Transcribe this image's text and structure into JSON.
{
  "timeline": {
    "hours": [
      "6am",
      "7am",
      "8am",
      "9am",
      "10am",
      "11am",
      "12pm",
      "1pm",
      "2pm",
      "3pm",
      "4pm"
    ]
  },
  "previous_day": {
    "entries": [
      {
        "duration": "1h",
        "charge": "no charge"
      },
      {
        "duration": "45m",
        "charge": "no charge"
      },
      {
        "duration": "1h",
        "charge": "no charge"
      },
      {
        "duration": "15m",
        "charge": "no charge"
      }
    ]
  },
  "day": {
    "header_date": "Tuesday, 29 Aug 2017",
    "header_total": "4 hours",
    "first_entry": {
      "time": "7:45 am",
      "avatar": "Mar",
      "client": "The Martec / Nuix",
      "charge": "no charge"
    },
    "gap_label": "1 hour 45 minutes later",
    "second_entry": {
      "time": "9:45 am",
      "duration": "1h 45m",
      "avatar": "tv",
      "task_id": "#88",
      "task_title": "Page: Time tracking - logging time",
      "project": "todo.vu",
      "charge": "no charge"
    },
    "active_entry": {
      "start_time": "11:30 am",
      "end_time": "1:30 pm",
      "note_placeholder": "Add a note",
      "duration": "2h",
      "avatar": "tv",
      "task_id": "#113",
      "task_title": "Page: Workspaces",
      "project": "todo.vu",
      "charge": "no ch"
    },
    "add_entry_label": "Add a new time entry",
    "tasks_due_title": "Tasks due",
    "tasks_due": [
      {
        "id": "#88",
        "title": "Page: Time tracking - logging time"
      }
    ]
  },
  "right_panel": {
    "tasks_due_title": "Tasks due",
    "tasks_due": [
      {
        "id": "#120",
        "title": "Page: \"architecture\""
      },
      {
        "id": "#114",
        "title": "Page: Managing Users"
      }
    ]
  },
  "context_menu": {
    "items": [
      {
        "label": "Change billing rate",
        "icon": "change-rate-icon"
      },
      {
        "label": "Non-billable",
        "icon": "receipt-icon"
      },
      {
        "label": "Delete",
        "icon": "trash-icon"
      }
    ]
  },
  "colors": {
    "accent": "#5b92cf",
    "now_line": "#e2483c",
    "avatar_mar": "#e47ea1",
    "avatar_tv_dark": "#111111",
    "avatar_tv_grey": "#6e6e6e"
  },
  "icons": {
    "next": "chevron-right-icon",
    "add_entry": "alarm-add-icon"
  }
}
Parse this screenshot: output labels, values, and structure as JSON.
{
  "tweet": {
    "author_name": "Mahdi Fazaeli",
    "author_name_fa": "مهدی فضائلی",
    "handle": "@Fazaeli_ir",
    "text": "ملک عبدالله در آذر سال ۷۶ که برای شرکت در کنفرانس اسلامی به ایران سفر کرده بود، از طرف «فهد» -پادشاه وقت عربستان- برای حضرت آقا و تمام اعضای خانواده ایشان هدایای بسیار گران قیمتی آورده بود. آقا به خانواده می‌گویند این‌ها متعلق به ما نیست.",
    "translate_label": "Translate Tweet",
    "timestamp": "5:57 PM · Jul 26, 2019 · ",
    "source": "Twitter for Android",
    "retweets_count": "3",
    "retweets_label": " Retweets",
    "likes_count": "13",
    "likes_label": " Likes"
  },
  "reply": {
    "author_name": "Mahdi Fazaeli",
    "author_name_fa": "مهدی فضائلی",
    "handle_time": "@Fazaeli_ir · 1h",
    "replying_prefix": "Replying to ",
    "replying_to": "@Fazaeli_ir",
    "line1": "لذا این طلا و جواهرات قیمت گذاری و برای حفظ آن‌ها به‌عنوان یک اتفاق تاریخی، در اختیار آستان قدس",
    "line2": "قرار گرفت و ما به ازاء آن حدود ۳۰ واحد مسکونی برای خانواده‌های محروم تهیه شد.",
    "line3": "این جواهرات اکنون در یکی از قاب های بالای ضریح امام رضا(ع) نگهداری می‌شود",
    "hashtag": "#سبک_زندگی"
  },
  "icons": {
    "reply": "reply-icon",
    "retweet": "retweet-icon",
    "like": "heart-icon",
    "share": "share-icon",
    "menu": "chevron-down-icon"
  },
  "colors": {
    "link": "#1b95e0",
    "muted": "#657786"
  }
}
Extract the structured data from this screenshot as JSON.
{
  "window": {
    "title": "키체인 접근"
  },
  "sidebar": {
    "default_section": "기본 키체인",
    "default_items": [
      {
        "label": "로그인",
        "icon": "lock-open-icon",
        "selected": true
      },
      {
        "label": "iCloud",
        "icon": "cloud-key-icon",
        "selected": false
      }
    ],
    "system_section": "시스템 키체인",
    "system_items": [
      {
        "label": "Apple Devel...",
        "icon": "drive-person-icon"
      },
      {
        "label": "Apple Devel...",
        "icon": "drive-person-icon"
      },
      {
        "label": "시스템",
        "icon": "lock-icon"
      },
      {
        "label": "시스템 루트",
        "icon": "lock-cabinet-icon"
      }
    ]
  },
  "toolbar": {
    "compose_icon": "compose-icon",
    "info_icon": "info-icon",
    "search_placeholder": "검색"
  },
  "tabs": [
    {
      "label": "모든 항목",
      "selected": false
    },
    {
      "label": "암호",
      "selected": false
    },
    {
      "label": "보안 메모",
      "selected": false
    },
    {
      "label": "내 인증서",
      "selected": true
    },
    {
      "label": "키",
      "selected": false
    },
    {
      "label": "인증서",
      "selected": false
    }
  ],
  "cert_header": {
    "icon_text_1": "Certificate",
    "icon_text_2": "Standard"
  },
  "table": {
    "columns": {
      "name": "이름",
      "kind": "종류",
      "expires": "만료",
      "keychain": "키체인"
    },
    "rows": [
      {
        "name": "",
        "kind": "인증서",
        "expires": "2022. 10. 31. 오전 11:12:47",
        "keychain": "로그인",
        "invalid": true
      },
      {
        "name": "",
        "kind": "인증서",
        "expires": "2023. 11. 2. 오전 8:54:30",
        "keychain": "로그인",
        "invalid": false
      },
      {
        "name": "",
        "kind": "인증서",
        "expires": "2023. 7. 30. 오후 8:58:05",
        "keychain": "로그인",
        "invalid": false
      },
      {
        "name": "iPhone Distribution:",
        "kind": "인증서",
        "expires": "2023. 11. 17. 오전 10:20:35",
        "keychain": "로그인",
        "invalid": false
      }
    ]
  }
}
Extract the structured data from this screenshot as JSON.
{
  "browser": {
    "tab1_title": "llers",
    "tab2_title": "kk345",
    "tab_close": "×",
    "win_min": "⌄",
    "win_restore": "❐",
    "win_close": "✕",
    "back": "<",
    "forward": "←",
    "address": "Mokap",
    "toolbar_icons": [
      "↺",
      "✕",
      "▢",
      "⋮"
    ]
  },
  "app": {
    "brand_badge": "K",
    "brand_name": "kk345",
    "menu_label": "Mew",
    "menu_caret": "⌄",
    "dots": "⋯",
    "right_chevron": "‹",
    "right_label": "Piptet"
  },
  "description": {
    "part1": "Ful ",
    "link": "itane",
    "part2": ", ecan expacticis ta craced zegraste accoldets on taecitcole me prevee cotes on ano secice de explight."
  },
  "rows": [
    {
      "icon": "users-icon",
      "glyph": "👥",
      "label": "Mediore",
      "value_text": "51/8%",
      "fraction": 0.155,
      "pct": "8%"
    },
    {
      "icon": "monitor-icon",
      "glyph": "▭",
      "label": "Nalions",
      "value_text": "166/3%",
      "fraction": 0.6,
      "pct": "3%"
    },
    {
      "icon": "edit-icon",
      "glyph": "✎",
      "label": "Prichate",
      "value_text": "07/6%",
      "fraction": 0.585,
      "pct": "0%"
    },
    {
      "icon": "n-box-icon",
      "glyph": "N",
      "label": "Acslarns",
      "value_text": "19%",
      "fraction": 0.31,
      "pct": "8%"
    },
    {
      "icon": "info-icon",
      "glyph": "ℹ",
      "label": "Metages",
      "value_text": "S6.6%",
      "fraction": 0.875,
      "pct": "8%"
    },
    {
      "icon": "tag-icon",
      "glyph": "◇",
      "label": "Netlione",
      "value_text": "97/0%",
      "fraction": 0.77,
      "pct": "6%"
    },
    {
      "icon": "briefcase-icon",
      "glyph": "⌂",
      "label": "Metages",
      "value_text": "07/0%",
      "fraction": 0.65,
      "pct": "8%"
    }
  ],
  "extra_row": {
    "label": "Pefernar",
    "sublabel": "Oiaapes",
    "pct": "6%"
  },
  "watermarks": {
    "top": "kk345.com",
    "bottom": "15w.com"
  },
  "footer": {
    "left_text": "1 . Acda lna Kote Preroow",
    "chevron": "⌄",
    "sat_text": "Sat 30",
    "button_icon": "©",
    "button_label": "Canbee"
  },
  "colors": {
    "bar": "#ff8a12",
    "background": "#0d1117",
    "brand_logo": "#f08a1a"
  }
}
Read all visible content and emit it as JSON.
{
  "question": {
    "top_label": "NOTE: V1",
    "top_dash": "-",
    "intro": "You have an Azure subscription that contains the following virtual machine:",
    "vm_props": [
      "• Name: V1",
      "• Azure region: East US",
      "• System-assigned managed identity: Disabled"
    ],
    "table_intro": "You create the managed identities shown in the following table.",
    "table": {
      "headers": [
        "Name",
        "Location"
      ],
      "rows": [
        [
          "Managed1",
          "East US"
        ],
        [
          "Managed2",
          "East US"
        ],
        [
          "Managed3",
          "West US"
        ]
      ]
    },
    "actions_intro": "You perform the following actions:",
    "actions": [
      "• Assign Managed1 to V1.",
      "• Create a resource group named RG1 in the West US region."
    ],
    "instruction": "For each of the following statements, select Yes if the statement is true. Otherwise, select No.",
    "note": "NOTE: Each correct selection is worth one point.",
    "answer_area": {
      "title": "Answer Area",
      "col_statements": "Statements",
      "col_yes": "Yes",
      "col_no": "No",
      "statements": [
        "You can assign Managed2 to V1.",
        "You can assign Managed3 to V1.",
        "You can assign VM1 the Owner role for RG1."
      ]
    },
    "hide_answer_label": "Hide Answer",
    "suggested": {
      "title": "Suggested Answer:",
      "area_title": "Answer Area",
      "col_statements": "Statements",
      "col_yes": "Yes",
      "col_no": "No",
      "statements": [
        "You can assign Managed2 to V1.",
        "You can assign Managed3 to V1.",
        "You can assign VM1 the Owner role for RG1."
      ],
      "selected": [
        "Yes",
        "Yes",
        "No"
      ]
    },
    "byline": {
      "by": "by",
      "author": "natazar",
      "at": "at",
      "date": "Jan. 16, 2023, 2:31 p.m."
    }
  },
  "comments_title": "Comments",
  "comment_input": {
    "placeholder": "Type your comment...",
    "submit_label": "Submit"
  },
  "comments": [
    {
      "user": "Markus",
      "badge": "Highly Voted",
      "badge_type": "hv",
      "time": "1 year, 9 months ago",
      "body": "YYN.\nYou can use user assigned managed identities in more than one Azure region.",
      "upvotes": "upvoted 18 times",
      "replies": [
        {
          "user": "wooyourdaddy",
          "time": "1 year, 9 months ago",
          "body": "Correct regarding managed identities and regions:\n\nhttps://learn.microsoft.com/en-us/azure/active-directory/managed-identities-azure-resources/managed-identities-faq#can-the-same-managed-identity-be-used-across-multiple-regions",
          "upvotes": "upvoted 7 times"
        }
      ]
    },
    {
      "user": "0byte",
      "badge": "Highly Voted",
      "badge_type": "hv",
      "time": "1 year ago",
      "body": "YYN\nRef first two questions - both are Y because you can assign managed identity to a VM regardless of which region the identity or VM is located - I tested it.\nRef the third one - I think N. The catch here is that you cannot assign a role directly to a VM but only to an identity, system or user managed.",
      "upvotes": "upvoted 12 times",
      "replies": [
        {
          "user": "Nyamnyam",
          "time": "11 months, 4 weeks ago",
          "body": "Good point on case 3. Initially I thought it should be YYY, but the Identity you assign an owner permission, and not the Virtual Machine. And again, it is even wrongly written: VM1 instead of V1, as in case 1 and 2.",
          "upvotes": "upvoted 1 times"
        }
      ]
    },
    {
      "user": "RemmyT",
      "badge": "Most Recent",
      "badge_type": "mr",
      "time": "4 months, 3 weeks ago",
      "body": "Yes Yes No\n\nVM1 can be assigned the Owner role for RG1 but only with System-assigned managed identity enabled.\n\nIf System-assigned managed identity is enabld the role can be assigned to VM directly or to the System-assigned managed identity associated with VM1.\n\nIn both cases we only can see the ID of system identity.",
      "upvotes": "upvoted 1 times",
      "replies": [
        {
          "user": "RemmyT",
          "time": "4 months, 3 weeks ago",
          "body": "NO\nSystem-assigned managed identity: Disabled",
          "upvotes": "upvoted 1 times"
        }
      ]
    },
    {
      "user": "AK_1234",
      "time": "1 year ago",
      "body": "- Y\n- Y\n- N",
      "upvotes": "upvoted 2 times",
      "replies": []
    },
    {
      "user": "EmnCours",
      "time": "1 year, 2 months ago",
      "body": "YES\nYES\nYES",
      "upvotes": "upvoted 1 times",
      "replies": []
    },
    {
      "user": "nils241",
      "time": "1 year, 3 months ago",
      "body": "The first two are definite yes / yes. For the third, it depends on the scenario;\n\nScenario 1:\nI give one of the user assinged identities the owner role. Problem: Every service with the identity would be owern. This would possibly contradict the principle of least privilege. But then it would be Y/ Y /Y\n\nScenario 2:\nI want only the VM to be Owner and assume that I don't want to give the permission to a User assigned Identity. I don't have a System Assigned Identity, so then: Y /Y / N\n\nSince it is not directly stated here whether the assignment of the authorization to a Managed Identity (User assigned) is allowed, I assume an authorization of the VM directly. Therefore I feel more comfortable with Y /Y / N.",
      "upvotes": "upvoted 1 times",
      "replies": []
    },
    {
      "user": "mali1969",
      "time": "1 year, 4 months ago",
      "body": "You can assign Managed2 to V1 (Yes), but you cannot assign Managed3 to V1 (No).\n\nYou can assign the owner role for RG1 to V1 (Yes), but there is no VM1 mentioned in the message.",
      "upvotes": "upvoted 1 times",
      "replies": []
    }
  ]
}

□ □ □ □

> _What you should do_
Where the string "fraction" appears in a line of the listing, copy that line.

> _Worked solution_
      "fraction": 0.155,
      "fraction": 0.6,
      "fraction": 0.585,
      "fraction": 0.31,
      "fraction": 0.875,
      "fraction": 0.77,
      "fraction": 0.65,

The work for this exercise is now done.